» **Records shown**
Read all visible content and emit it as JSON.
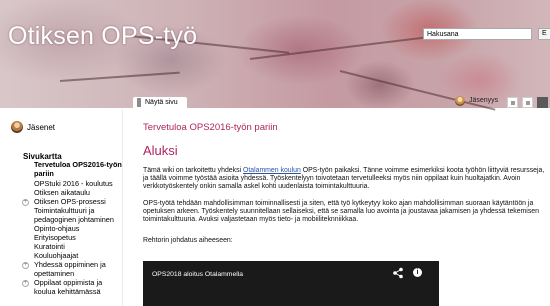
{
  "header": {
    "title": "Otiksen OPS-työ",
    "search_value": "Hakusana",
    "search_button": "E"
  },
  "tabbar": {
    "tab_label": "Näytä sivu",
    "user_label": "Jäsenyys"
  },
  "sidebar": {
    "members_label": "Jäsenet",
    "nav_title": "Sivukartta",
    "items": [
      {
        "label": "Tervetuloa OPS2016-työn pariin",
        "bold": true,
        "bullet": false
      },
      {
        "label": "OPStuki 2016 - koulutus",
        "bold": false,
        "bullet": false
      },
      {
        "label": "Otiksen aikataulu",
        "bold": false,
        "bullet": false
      },
      {
        "label": "Otiksen OPS-prosessi",
        "bold": false,
        "bullet": true
      },
      {
        "label": "Toimintakulttuuri ja pedagoginen johtaminen",
        "bold": false,
        "bullet": false
      },
      {
        "label": "Opinto-ohjaus",
        "bold": false,
        "bullet": false
      },
      {
        "label": "Erityisopetus",
        "bold": false,
        "bullet": false
      },
      {
        "label": "Kuratointi",
        "bold": false,
        "bullet": false
      },
      {
        "label": "Kouluohjaajat",
        "bold": false,
        "bullet": false
      },
      {
        "label": "Yhdessä oppiminen ja opettaminen",
        "bold": false,
        "bullet": true
      },
      {
        "label": "Oppilaat oppimista ja koulua kehittämässä",
        "bold": false,
        "bullet": true
      }
    ]
  },
  "main": {
    "breadcrumb": "Tervetuloa OPS2016-työn pariin",
    "heading": "Aluksi",
    "para1_pre": "Tämä wiki on tarkoitettu yhdeksi ",
    "para1_link": "Otalammen koulun",
    "para1_post": " OPS-työn paikaksi. Tänne voimme esimerkiksi koota työhön liittyviä resursseja, ja täällä voimme työstää asioita yhdessä. Työskentelyyn toivotetaan tervetulleeksi myös niin oppilaat kuin huoltajatkin. Avoin verkkotyöskentely onkin samalla askel kohti uudenlaista toimintakulttuuria.",
    "para2": "OPS-työtä tehdään mahdollisimman toiminnallisesti ja siten, että työ kytkeytyy koko ajan mahdollisimman suoraan käytäntöön ja opetuksen arkeen. Työskentely suunnitellaan sellaiseksi, että se samalla luo avointa ja joustavaa jakamisen ja yhdessä tekemisen toimintakulttuuria. Avuksi valjastetaan myös tieto- ja mobiiliteknniikkaa.",
    "para3": "Rehtorin johdatus aiheeseen:",
    "video_title": "OPS2018 aloitus Otalammella"
  }
}
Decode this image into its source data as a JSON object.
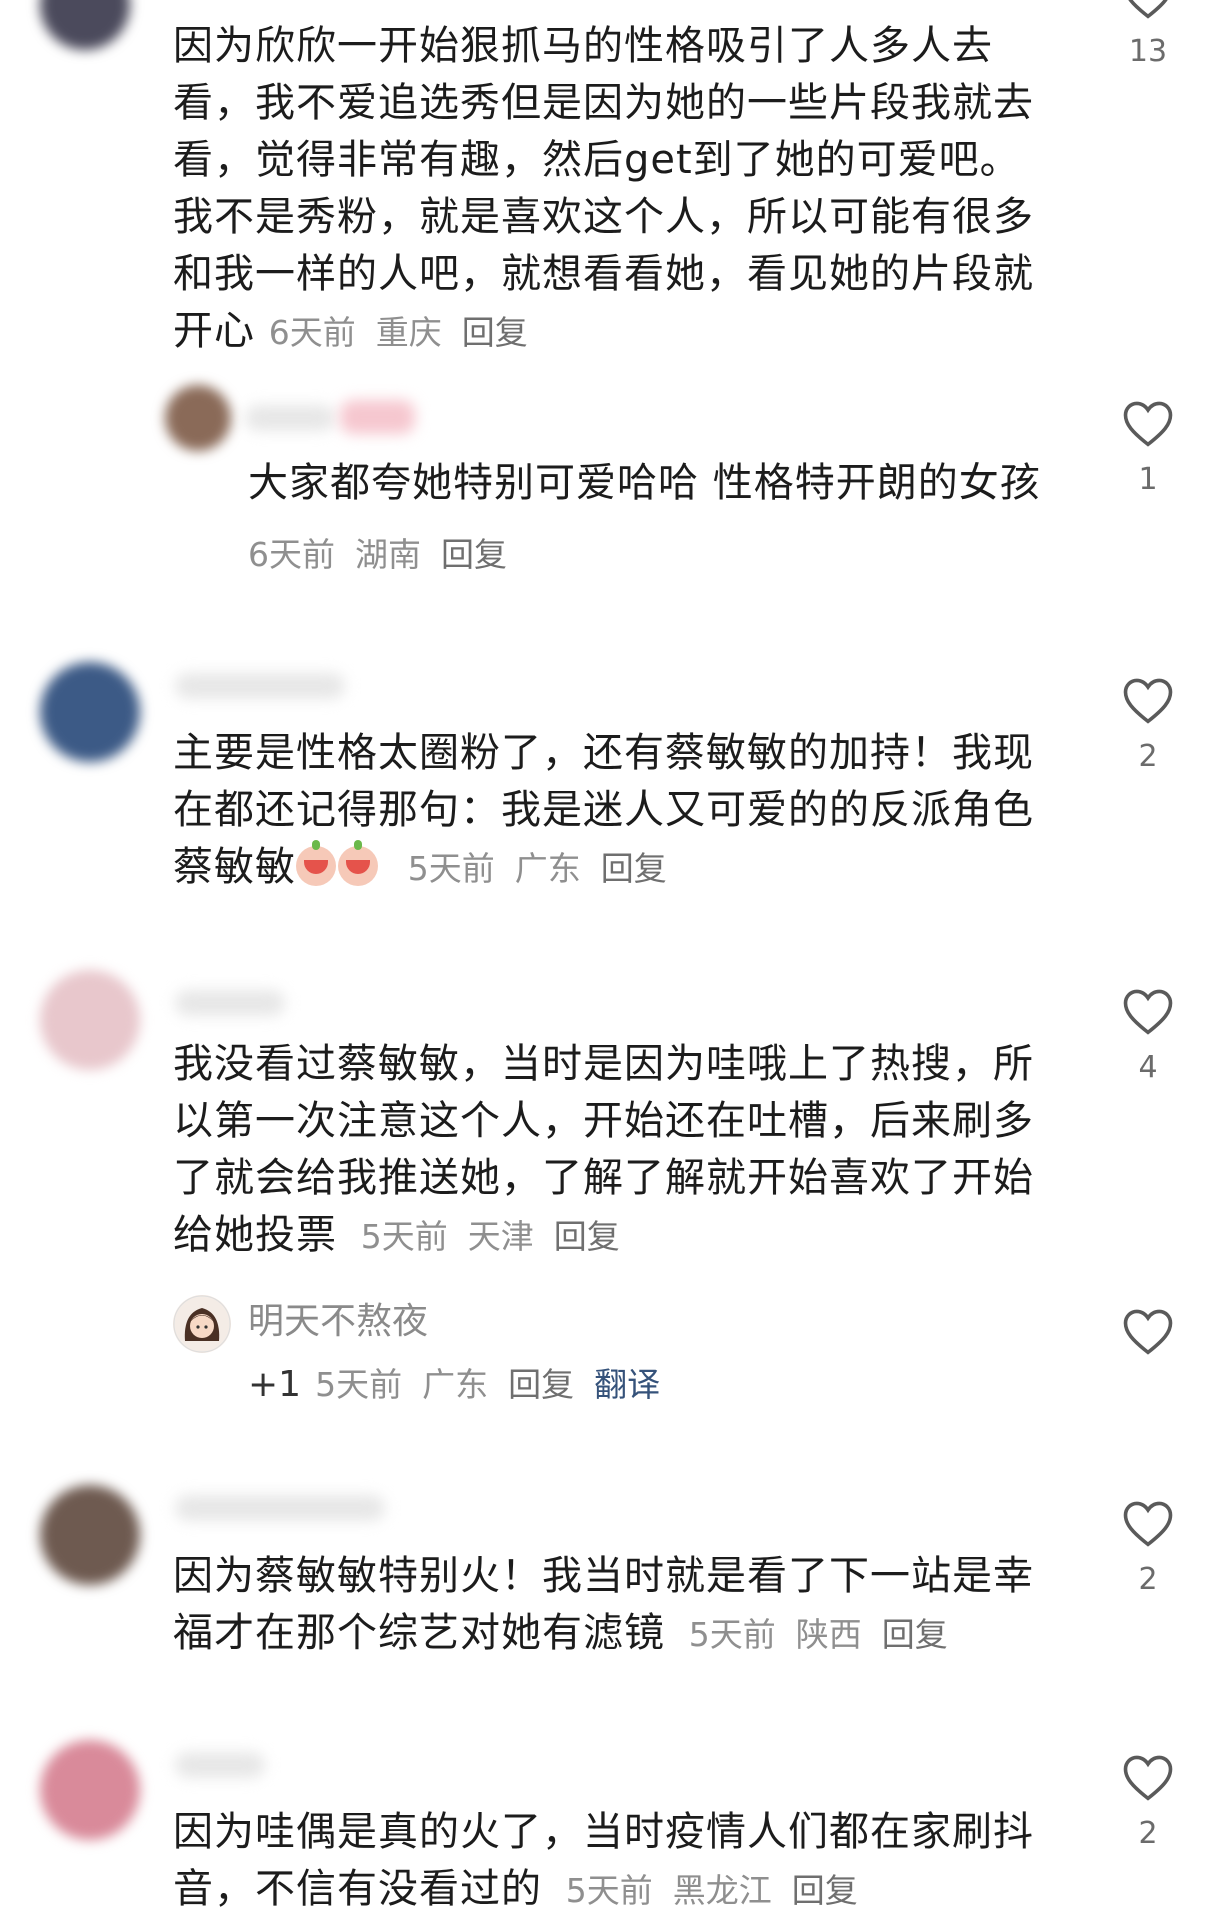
{
  "comments": [
    {
      "lines": [
        "因为欣欣一开始狠抓马的性格吸引了人多人去",
        "看，我不爱追选秀但是因为她的一些片段我就去",
        "看，觉得非常有趣，然后get到了她的可爱吧。",
        "我不是秀粉，就是喜欢这个人，所以可能有很多",
        "和我一样的人吧，就想看看她，看见她的片段就",
        "开心"
      ],
      "time": "6天前",
      "location": "重庆",
      "reply": "回复",
      "likes": "13",
      "avatar_color": "#4b4a5c"
    },
    {
      "lines": [
        "大家都夸她特别可爱哈哈 性格特开朗的女孩"
      ],
      "time": "6天前",
      "location": "湖南",
      "reply": "回复",
      "likes": "1",
      "avatar_color": "#8a6a58"
    },
    {
      "lines": [
        "主要是性格太圈粉了，还有蔡敏敏的加持！我现",
        "在都还记得那句：我是迷人又可爱的的反派角色",
        "蔡敏敏"
      ],
      "time": "5天前",
      "location": "广东",
      "reply": "回复",
      "likes": "2",
      "avatar_color": "#3c5a86"
    },
    {
      "lines": [
        "我没看过蔡敏敏，当时是因为哇哦上了热搜，所",
        "以第一次注意这个人，开始还在吐槽，后来刷多",
        "了就会给我推送她，了解了解就开始喜欢了开始",
        "给她投票"
      ],
      "time": "5天前",
      "location": "天津",
      "reply": "回复",
      "likes": "4",
      "avatar_color": "#e8c7cc"
    },
    {
      "name": "明天不熬夜",
      "prefix": "+1",
      "time": "5天前",
      "location": "广东",
      "reply": "回复",
      "translate": "翻译",
      "likes": "",
      "avatar_color": "#5a3b2e"
    },
    {
      "lines": [
        "因为蔡敏敏特别火！我当时就是看了下一站是幸",
        "福才在那个综艺对她有滤镜"
      ],
      "time": "5天前",
      "location": "陕西",
      "reply": "回复",
      "likes": "2",
      "avatar_color": "#6e5a50"
    },
    {
      "lines": [
        "因为哇偶是真的火了，当时疫情人们都在家刷抖",
        "音，不信有没看过的"
      ],
      "time": "5天前",
      "location": "黑龙江",
      "reply": "回复",
      "likes": "2",
      "avatar_color": "#d98a9a"
    }
  ],
  "icons": {
    "like": "heart-outline-icon",
    "emoji": "crying-face-emoji"
  },
  "colors": {
    "text": "#1c1c1c",
    "meta": "#8f8f8f",
    "translate": "#35527a",
    "icon": "#5a5a5a"
  }
}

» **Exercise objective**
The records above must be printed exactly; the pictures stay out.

» **Result for this exercise**
Read all visible content and emit it as JSON.
{
  "header": {
    "title": "Otiksen OPS-työ",
    "search_value": "Hakusana",
    "search_button": "E"
  },
  "tabbar": {
    "tab_label": "Näytä sivu",
    "user_label": "Jäsenyys"
  },
  "sidebar": {
    "members_label": "Jäsenet",
    "nav_title": "Sivukartta",
    "items": [
      {
        "label": "Tervetuloa OPS2016-työn pariin",
        "bold": true,
        "bullet": false
      },
      {
        "label": "OPStuki 2016 - koulutus",
        "bold": false,
        "bullet": false
      },
      {
        "label": "Otiksen aikataulu",
        "bold": false,
        "bullet": false
      },
      {
        "label": "Otiksen OPS-prosessi",
        "bold": false,
        "bullet": true
      },
      {
        "label": "Toimintakulttuuri ja pedagoginen johtaminen",
        "bold": false,
        "bullet": false
      },
      {
        "label": "Opinto-ohjaus",
        "bold": false,
        "bullet": false
      },
      {
        "label": "Erityisopetus",
        "bold": false,
        "bullet": false
      },
      {
        "label": "Kuratointi",
        "bold": false,
        "bullet": false
      },
      {
        "label": "Kouluohjaajat",
        "bold": false,
        "bullet": false
      },
      {
        "label": "Yhdessä oppiminen ja opettaminen",
        "bold": false,
        "bullet": true
      },
      {
        "label": "Oppilaat oppimista ja koulua kehittämässä",
        "bold": false,
        "bullet": true
      }
    ]
  },
  "main": {
    "breadcrumb": "Tervetuloa OPS2016-työn pariin",
    "heading": "Aluksi",
    "para1_pre": "Tämä wiki on tarkoitettu yhdeksi ",
    "para1_link": "Otalammen koulun",
    "para1_post": " OPS-työn paikaksi. Tänne voimme esimerkiksi koota työhön liittyviä resursseja, ja täällä voimme työstää asioita yhdessä. Työskentelyyn toivotetaan tervetulleeksi myös niin oppilaat kuin huoltajatkin. Avoin verkkotyöskentely onkin samalla askel kohti uudenlaista toimintakulttuuria.",
    "para2": "OPS-työtä tehdään mahdollisimman toiminnallisesti ja siten, että työ kytkeytyy koko ajan mahdollisimman suoraan käytäntöön ja opetuksen arkeen. Työskentely suunnitellaan sellaiseksi, että se samalla luo avointa ja joustavaa jakamisen ja yhdessä tekemisen toimintakulttuuria. Avuksi valjastetaan myös tieto- ja mobiiliteknniikkaa.",
    "para3": "Rehtorin johdatus aiheeseen:",
    "video_title": "OPS2018 aloitus Otalammella"
  }
}
Decode this image into its source data as a JSON object.
{
  "comments": [
    {
      "lines": [
        "因为欣欣一开始狠抓马的性格吸引了人多人去",
        "看，我不爱追选秀但是因为她的一些片段我就去",
        "看，觉得非常有趣，然后get到了她的可爱吧。",
        "我不是秀粉，就是喜欢这个人，所以可能有很多",
        "和我一样的人吧，就想看看她，看见她的片段就",
        "开心"
      ],
      "time": "6天前",
      "location": "重庆",
      "reply": "回复",
      "likes": "13",
      "avatar_color": "#4b4a5c"
    },
    {
      "lines": [
        "大家都夸她特别可爱哈哈 性格特开朗的女孩"
      ],
      "time": "6天前",
      "location": "湖南",
      "reply": "回复",
      "likes": "1",
      "avatar_color": "#8a6a58"
    },
    {
      "lines": [
        "主要是性格太圈粉了，还有蔡敏敏的加持！我现",
        "在都还记得那句：我是迷人又可爱的的反派角色",
        "蔡敏敏"
      ],
      "time": "5天前",
      "location": "广东",
      "reply": "回复",
      "likes": "2",
      "avatar_color": "#3c5a86"
    },
    {
      "lines": [
        "我没看过蔡敏敏，当时是因为哇哦上了热搜，所",
        "以第一次注意这个人，开始还在吐槽，后来刷多",
        "了就会给我推送她，了解了解就开始喜欢了开始",
        "给她投票"
      ],
      "time": "5天前",
      "location": "天津",
      "reply": "回复",
      "likes": "4",
      "avatar_color": "#e8c7cc"
    },
    {
      "name": "明天不熬夜",
      "prefix": "+1",
      "time": "5天前",
      "location": "广东",
      "reply": "回复",
      "translate": "翻译",
      "likes": "",
      "avatar_color": "#5a3b2e"
    },
    {
      "lines": [
        "因为蔡敏敏特别火！我当时就是看了下一站是幸",
        "福才在那个综艺对她有滤镜"
      ],
      "time": "5天前",
      "location": "陕西",
      "reply": "回复",
      "likes": "2",
      "avatar_color": "#6e5a50"
    },
    {
      "lines": [
        "因为哇偶是真的火了，当时疫情人们都在家刷抖",
        "音，不信有没看过的"
      ],
      "time": "5天前",
      "location": "黑龙江",
      "reply": "回复",
      "likes": "2",
      "avatar_color": "#d98a9a"
    }
  ],
  "icons": {
    "like": "heart-outline-icon",
    "emoji": "crying-face-emoji"
  },
  "colors": {
    "text": "#1c1c1c",
    "meta": "#8f8f8f",
    "translate": "#35527a",
    "icon": "#5a5a5a"
  }
}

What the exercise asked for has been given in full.